### Exercise aim
Which lines of the entries contain the string "DB表输出"? Copy each of them.

### Source information
[Start of section]
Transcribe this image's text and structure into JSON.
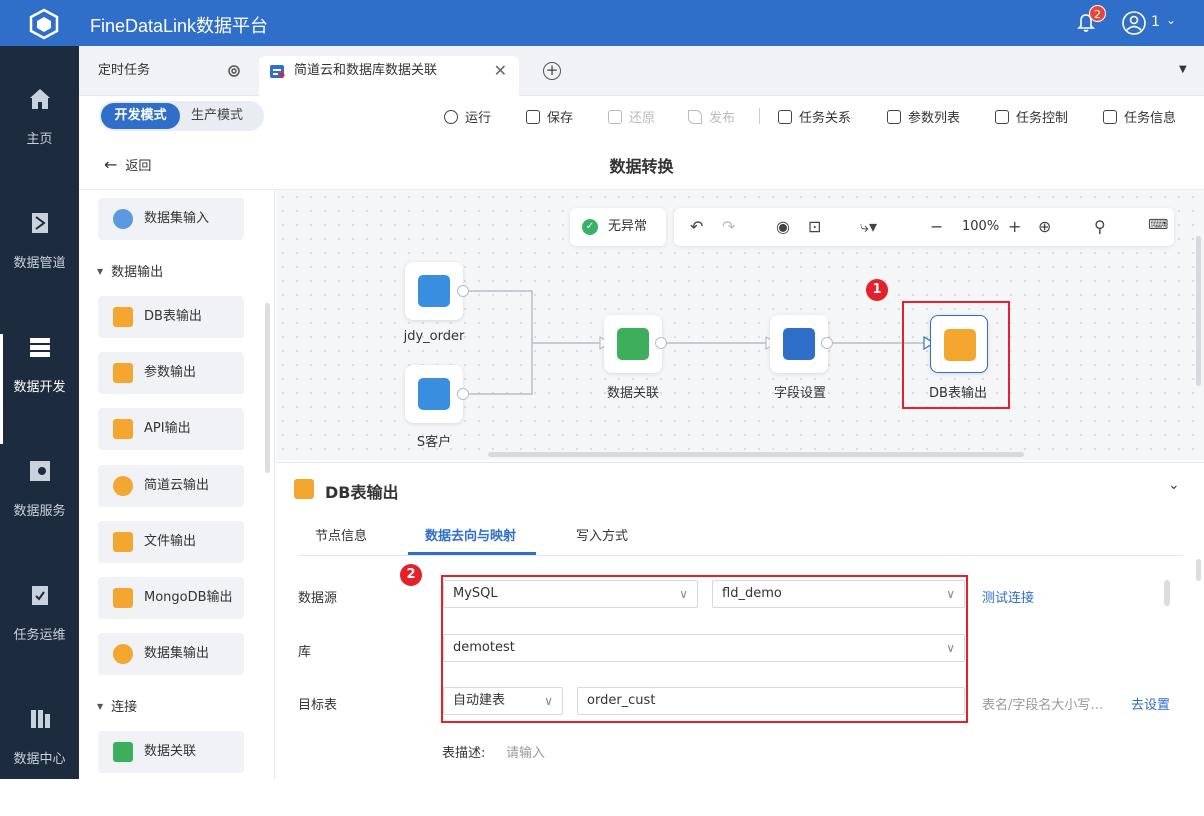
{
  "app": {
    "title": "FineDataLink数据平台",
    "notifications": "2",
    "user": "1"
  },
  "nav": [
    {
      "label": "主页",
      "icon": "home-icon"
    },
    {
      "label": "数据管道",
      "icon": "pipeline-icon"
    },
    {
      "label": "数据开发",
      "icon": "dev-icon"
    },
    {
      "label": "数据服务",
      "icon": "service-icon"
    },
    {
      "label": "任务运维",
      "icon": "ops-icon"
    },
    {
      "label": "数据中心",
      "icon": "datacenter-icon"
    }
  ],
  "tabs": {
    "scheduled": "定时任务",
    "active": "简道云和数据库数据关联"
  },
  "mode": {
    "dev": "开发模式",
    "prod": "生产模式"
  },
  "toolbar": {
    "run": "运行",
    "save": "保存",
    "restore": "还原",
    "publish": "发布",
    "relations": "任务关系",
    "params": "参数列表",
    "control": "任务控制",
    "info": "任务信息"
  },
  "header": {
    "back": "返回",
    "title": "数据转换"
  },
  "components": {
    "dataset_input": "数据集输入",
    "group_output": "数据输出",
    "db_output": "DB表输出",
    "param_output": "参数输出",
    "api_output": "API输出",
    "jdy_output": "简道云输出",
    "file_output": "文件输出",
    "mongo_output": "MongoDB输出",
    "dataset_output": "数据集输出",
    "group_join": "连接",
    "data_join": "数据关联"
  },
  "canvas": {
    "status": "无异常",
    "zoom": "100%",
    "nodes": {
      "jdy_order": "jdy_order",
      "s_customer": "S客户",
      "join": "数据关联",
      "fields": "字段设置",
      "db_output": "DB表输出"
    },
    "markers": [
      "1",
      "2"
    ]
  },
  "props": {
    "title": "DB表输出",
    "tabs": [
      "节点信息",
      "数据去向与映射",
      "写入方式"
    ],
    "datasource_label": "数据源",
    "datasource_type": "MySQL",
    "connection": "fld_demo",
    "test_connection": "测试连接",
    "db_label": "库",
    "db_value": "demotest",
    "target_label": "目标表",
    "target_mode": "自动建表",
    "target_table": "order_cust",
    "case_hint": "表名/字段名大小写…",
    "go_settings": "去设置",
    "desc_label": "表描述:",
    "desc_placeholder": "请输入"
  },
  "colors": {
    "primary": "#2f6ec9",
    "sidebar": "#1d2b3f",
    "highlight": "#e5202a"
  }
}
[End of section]
### Response to the task
    "db_output": "DB表输出",
      "db_output": "DB表输出"
    "title": "DB表输出",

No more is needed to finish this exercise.